# REQUIREMENT:
Please restate the data word for word.
+++ DATA IN THIS EXERCISE +++
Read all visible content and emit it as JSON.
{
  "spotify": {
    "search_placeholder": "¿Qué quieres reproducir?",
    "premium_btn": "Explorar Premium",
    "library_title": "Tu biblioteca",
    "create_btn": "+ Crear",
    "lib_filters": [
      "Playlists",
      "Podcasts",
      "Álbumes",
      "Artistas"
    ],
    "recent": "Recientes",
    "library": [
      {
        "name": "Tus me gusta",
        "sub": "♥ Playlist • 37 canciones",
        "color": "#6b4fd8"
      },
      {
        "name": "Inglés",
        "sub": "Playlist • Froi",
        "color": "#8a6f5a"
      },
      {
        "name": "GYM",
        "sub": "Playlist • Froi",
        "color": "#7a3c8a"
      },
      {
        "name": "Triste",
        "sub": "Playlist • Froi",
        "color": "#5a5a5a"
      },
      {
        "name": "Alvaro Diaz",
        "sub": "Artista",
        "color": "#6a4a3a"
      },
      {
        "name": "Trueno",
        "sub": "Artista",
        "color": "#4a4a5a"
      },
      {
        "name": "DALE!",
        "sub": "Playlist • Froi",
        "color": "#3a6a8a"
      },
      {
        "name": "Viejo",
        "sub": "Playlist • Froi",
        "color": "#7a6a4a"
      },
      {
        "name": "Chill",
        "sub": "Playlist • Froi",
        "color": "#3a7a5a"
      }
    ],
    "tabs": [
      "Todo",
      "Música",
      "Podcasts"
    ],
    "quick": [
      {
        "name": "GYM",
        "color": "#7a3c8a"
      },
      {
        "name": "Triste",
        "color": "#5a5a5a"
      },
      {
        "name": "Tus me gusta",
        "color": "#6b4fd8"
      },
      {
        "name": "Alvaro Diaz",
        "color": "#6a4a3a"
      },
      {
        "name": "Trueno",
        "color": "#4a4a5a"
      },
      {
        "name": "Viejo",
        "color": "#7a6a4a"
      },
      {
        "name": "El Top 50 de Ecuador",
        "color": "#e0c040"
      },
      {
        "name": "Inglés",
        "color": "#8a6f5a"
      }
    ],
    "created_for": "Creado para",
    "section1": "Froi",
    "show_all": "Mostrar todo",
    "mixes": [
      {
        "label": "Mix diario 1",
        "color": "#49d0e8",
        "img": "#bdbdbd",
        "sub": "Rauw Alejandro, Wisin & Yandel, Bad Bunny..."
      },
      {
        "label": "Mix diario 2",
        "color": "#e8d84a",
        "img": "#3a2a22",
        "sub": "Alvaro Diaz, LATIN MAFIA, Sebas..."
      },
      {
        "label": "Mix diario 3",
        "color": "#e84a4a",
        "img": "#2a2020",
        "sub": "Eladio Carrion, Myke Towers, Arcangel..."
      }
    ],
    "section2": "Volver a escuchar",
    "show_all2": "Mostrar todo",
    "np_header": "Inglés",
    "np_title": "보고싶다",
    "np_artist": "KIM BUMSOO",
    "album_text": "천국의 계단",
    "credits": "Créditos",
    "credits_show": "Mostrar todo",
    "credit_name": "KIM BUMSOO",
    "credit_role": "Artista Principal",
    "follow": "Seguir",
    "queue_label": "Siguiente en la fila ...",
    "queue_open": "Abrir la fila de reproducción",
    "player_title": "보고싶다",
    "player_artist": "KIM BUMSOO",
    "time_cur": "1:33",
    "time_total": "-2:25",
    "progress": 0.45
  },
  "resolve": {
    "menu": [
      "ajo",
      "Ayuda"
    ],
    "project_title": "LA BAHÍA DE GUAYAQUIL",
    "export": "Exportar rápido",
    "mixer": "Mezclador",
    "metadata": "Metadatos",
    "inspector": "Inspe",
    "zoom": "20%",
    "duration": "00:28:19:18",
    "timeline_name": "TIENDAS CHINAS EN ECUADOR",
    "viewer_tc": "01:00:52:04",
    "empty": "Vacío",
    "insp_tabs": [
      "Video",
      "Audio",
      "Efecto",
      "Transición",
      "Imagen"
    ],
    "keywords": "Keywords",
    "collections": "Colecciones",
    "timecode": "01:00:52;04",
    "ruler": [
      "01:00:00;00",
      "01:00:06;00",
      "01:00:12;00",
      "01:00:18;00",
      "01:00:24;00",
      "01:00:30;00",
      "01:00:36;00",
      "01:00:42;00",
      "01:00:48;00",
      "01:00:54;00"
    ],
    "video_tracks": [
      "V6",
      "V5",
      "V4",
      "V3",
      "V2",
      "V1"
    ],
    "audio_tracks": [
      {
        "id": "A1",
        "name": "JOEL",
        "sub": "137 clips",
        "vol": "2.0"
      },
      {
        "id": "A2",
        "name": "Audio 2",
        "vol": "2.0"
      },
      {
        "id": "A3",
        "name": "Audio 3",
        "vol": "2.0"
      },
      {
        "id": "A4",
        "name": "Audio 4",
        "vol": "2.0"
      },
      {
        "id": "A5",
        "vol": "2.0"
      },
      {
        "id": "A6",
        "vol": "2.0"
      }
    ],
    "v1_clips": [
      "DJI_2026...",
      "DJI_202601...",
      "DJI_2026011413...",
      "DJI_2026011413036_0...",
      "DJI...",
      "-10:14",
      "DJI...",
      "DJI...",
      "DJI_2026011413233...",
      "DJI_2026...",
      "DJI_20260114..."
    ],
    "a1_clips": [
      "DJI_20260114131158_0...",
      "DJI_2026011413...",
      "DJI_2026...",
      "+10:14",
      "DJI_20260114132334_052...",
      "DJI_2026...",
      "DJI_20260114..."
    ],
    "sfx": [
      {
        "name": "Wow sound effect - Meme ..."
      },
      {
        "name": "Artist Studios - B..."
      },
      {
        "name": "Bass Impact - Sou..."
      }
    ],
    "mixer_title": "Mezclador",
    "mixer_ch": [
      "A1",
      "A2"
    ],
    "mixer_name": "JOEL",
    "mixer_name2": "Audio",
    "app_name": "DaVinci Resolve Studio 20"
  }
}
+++
# EXERCISE RESPONSE:
Read all visible content and emit it as JSON.
{
  "spotify": {
    "search_placeholder": "¿Qué quieres reproducir?",
    "premium_btn": "Explorar Premium",
    "library_title": "Tu biblioteca",
    "create_btn": "+ Crear",
    "lib_filters": [
      "Playlists",
      "Podcasts",
      "Álbumes",
      "Artistas"
    ],
    "recent": "Recientes",
    "library": [
      {
        "name": "Tus me gusta",
        "sub": "♥ Playlist • 37 canciones",
        "color": "#6b4fd8"
      },
      {
        "name": "Inglés",
        "sub": "Playlist • Froi",
        "color": "#8a6f5a"
      },
      {
        "name": "GYM",
        "sub": "Playlist • Froi",
        "color": "#7a3c8a"
      },
      {
        "name": "Triste",
        "sub": "Playlist • Froi",
        "color": "#5a5a5a"
      },
      {
        "name": "Alvaro Diaz",
        "sub": "Artista",
        "color": "#6a4a3a"
      },
      {
        "name": "Trueno",
        "sub": "Artista",
        "color": "#4a4a5a"
      },
      {
        "name": "DALE!",
        "sub": "Playlist • Froi",
        "color": "#3a6a8a"
      },
      {
        "name": "Viejo",
        "sub": "Playlist • Froi",
        "color": "#7a6a4a"
      },
      {
        "name": "Chill",
        "sub": "Playlist • Froi",
        "color": "#3a7a5a"
      }
    ],
    "tabs": [
      "Todo",
      "Música",
      "Podcasts"
    ],
    "quick": [
      {
        "name": "GYM",
        "color": "#7a3c8a"
      },
      {
        "name": "Triste",
        "color": "#5a5a5a"
      },
      {
        "name": "Tus me gusta",
        "color": "#6b4fd8"
      },
      {
        "name": "Alvaro Diaz",
        "color": "#6a4a3a"
      },
      {
        "name": "Trueno",
        "color": "#4a4a5a"
      },
      {
        "name": "Viejo",
        "color": "#7a6a4a"
      },
      {
        "name": "El Top 50 de Ecuador",
        "color": "#e0c040"
      },
      {
        "name": "Inglés",
        "color": "#8a6f5a"
      }
    ],
    "created_for": "Creado para",
    "section1": "Froi",
    "show_all": "Mostrar todo",
    "mixes": [
      {
        "label": "Mix diario 1",
        "color": "#49d0e8",
        "img": "#bdbdbd",
        "sub": "Rauw Alejandro, Wisin & Yandel, Bad Bunny..."
      },
      {
        "label": "Mix diario 2",
        "color": "#e8d84a",
        "img": "#3a2a22",
        "sub": "Alvaro Diaz, LATIN MAFIA, Sebas..."
      },
      {
        "label": "Mix diario 3",
        "color": "#e84a4a",
        "img": "#2a2020",
        "sub": "Eladio Carrion, Myke Towers, Arcangel..."
      }
    ],
    "section2": "Volver a escuchar",
    "show_all2": "Mostrar todo",
    "np_header": "Inglés",
    "np_title": "보고싶다",
    "np_artist": "KIM BUMSOO",
    "album_text": "천국의 계단",
    "credits": "Créditos",
    "credits_show": "Mostrar todo",
    "credit_name": "KIM BUMSOO",
    "credit_role": "Artista Principal",
    "follow": "Seguir",
    "queue_label": "Siguiente en la fila ...",
    "queue_open": "Abrir la fila de reproducción",
    "player_title": "보고싶다",
    "player_artist": "KIM BUMSOO",
    "time_cur": "1:33",
    "time_total": "-2:25",
    "progress": 0.45
  },
  "resolve": {
    "menu": [
      "ajo",
      "Ayuda"
    ],
    "project_title": "LA BAHÍA DE GUAYAQUIL",
    "export": "Exportar rápido",
    "mixer": "Mezclador",
    "metadata": "Metadatos",
    "inspector": "Inspe",
    "zoom": "20%",
    "duration": "00:28:19:18",
    "timeline_name": "TIENDAS CHINAS EN ECUADOR",
    "viewer_tc": "01:00:52:04",
    "empty": "Vacío",
    "insp_tabs": [
      "Video",
      "Audio",
      "Efecto",
      "Transición",
      "Imagen"
    ],
    "keywords": "Keywords",
    "collections": "Colecciones",
    "timecode": "01:00:52;04",
    "ruler": [
      "01:00:00;00",
      "01:00:06;00",
      "01:00:12;00",
      "01:00:18;00",
      "01:00:24;00",
      "01:00:30;00",
      "01:00:36;00",
      "01:00:42;00",
      "01:00:48;00",
      "01:00:54;00"
    ],
    "video_tracks": [
      "V6",
      "V5",
      "V4",
      "V3",
      "V2",
      "V1"
    ],
    "audio_tracks": [
      {
        "id": "A1",
        "name": "JOEL",
        "sub": "137 clips",
        "vol": "2.0"
      },
      {
        "id": "A2",
        "name": "Audio 2",
        "vol": "2.0"
      },
      {
        "id": "A3",
        "name": "Audio 3",
        "vol": "2.0"
      },
      {
        "id": "A4",
        "name": "Audio 4",
        "vol": "2.0"
      },
      {
        "id": "A5",
        "vol": "2.0"
      },
      {
        "id": "A6",
        "vol": "2.0"
      }
    ],
    "v1_clips": [
      "DJI_2026...",
      "DJI_202601...",
      "DJI_2026011413...",
      "DJI_2026011413036_0...",
      "DJI...",
      "-10:14",
      "DJI...",
      "DJI...",
      "DJI_2026011413233...",
      "DJI_2026...",
      "DJI_20260114..."
    ],
    "a1_clips": [
      "DJI_20260114131158_0...",
      "DJI_2026011413...",
      "DJI_2026...",
      "+10:14",
      "DJI_20260114132334_052...",
      "DJI_2026...",
      "DJI_20260114..."
    ],
    "sfx": [
      {
        "name": "Wow sound effect - Meme ..."
      },
      {
        "name": "Artist Studios - B..."
      },
      {
        "name": "Bass Impact - Sou..."
      }
    ],
    "mixer_title": "Mezclador",
    "mixer_ch": [
      "A1",
      "A2"
    ],
    "mixer_name": "JOEL",
    "mixer_name2": "Audio",
    "app_name": "DaVinci Resolve Studio 20"
  }
}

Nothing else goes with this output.